PROVIDED DATA Block Start
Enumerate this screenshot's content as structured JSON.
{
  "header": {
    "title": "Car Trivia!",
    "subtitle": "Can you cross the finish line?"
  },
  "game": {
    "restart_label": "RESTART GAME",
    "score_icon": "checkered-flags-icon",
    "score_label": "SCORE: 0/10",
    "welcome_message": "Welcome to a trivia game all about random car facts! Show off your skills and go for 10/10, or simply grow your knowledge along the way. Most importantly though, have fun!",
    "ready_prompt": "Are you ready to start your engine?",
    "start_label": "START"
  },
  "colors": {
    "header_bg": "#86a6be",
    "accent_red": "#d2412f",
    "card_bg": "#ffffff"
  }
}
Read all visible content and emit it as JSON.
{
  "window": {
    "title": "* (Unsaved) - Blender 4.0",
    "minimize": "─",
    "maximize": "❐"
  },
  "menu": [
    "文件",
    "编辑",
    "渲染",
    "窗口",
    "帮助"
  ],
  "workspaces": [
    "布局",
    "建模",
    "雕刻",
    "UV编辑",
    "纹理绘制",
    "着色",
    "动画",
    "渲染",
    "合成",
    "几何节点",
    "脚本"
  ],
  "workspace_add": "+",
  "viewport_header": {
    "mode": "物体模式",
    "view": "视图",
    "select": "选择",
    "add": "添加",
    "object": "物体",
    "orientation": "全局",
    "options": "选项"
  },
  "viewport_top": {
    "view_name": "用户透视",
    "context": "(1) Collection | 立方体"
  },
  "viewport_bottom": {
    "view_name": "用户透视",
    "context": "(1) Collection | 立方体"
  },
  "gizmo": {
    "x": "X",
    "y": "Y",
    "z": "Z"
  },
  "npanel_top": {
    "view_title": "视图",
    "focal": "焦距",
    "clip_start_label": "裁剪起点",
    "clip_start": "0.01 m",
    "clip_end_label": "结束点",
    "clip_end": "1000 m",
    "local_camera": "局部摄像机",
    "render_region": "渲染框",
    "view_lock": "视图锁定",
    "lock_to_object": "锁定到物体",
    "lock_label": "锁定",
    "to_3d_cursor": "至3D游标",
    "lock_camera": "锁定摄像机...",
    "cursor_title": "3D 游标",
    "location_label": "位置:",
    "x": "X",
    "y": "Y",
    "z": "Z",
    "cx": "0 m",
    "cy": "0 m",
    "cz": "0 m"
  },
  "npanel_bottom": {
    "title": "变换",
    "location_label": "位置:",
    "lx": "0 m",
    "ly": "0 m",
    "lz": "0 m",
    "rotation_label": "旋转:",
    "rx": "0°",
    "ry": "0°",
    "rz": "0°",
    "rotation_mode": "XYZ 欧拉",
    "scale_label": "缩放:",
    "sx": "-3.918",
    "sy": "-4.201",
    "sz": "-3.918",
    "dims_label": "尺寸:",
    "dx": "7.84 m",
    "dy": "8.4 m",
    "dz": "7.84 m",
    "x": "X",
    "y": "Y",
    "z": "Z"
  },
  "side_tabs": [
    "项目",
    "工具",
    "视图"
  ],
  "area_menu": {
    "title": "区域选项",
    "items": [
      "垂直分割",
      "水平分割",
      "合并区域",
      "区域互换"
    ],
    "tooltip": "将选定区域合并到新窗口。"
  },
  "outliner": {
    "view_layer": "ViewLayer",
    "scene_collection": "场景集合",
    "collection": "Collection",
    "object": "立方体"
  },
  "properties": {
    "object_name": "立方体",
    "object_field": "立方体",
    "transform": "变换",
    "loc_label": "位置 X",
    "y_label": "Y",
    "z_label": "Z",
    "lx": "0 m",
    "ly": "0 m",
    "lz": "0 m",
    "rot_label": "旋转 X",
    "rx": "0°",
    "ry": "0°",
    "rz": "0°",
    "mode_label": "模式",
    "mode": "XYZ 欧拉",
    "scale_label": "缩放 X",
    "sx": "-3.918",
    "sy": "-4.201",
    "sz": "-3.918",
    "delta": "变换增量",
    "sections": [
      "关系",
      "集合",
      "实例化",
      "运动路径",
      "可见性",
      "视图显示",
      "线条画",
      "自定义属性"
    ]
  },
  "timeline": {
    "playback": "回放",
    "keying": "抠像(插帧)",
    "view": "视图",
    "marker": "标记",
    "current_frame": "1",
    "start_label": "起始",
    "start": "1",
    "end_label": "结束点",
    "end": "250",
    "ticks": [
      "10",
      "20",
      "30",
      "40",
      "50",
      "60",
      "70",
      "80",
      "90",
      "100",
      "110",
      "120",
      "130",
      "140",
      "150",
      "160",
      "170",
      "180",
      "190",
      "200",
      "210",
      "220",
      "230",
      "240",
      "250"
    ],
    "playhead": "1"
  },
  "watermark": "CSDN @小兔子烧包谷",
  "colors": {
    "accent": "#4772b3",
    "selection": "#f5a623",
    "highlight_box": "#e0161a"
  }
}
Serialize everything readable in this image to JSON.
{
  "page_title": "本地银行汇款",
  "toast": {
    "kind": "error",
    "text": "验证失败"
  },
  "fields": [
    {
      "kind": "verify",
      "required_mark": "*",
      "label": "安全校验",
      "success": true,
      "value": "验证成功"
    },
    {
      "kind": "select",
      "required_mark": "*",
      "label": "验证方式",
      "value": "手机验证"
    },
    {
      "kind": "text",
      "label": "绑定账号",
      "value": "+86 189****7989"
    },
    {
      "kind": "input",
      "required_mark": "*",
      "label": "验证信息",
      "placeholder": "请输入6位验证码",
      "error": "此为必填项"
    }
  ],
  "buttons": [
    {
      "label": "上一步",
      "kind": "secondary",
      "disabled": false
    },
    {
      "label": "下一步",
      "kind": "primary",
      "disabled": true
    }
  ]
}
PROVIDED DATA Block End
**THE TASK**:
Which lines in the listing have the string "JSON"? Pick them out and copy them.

**EXERCISE RESPONSE**:
Enumerate this screenshot's content as structured JSON.
Read all visible content and emit it as JSON.
Serialize everything readable in this image to JSON.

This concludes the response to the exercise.